jurisdiction because the petitioners have no right of action
and because no justiciable controversy exists. They also
argue that the petitioners lack standing. The petitioners
moved to strike the motion to dismiss as untimely.
Wilson v. Martin, supra, this court
rejected the petitioners' motion to strike and denied the
intervenors' motion to dismiss in which the intervenors
advanced essentially the same arguments that we have before
us in this case. We likewise deny the petitioners' motion
to strike and the intervenors' motion to dismiss.
turn to the petitioners' argument. We recently summarized
the law regarding ballot titles in Richardson,
The applicable standard for review of ballot-title cases
requires that "[b]allot titles must include an impartial
summary of the proposed amendment that will give voters a
fair understanding of the issues presented and of the scope
and significance of the proposed changes in the law."
Parker v. Priest, 326 Ark. 123, 129, 930 S.W.2d 322,
325 (1996). The ballot title must be (1) intelligible, (2)
honest, and (3) impartial. Ward v. Priest, 350 Ark.
345, 359, 86 S.W.3d 884, 891 (2002). "However, this
court is neither to interpret a proposed amendment nor
discuss its merits or faults." Id. at 359, 86
S.W.3d at 891 (internal citations omitted). The ballot title
is sufficient if it "informs the voters with such
clarity that they can cast their ballot with a fair
understanding of the issue presented." Ferstl v.
McCuen, 296 Ark. 504, 509, 758 S.W.2d 398, 400 (1988)
(internal citations omitted). In addition, when reviewing a
challenge to the ballot title, the court recognizes that
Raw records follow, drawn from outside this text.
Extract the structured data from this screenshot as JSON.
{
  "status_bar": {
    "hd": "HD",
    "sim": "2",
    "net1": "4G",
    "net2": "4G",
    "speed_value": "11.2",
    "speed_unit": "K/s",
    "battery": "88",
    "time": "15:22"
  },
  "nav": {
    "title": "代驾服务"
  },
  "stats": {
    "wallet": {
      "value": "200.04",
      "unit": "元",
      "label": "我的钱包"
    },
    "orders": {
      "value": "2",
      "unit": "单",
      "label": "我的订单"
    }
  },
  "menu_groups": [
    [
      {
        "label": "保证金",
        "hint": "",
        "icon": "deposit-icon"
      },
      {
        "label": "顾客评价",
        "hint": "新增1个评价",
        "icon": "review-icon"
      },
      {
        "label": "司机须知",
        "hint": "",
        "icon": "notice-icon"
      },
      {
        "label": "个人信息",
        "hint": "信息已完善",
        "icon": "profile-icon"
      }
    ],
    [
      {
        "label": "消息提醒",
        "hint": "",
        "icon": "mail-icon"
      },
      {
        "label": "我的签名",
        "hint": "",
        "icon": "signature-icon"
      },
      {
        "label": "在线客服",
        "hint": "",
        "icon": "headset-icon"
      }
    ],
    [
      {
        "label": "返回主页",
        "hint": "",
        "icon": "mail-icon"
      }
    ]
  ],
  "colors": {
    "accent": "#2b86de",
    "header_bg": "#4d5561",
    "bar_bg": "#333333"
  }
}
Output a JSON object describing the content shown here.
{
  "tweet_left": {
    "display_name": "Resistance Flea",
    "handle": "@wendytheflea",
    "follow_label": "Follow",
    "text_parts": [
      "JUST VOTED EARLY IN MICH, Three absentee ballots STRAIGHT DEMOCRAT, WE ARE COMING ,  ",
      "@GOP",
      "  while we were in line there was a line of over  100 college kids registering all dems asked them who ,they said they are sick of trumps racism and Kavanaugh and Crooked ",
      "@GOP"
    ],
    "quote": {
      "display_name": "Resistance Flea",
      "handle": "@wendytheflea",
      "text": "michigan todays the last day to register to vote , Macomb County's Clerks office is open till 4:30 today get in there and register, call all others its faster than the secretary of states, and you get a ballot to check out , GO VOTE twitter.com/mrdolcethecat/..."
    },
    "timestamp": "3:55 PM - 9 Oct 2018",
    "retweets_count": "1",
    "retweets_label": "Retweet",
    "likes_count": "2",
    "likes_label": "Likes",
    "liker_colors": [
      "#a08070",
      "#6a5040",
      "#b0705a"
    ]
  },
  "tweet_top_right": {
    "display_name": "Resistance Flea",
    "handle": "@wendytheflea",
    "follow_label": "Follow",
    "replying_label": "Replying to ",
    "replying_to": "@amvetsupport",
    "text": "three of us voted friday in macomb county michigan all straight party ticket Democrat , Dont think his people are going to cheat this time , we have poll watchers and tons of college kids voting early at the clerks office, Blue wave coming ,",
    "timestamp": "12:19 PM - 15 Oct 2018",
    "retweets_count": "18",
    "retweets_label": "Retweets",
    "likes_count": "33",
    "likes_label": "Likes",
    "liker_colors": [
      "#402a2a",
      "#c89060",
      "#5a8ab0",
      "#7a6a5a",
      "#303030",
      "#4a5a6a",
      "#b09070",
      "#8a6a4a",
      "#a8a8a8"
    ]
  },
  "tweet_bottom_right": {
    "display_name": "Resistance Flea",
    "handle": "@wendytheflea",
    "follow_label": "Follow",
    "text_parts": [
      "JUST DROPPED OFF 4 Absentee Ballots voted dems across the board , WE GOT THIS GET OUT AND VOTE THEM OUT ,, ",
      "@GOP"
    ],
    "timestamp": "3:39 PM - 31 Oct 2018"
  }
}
amendment 7 of article 5, § 1 "places the burden
upon the party challenging the ballot title to prove that it
is misleading or insufficient." Cox v. Daniels,
374 Ark. 437, 444, 288 S.W.3d 591, 595(2008) (internal
citations omitted). Finally, we liberally construe amendment
7 in determining the sufficiency of ballot titles. Becker
v. Riviere, 270 Ark. 219, 604 S.W.2d 555 (1980).
Richardson, 2014 Ark. 429, at 8, 444 S.W.3d at 860.
Wilson, this court found merit in the
petitioners' argument that the ballot title of the
proposed amendment is insufficient because it fails to define
the term "non-economic damages." In accordance with
that finding, we granted the petition to enjoin the secretary
of state from counting or certifying any ballots ...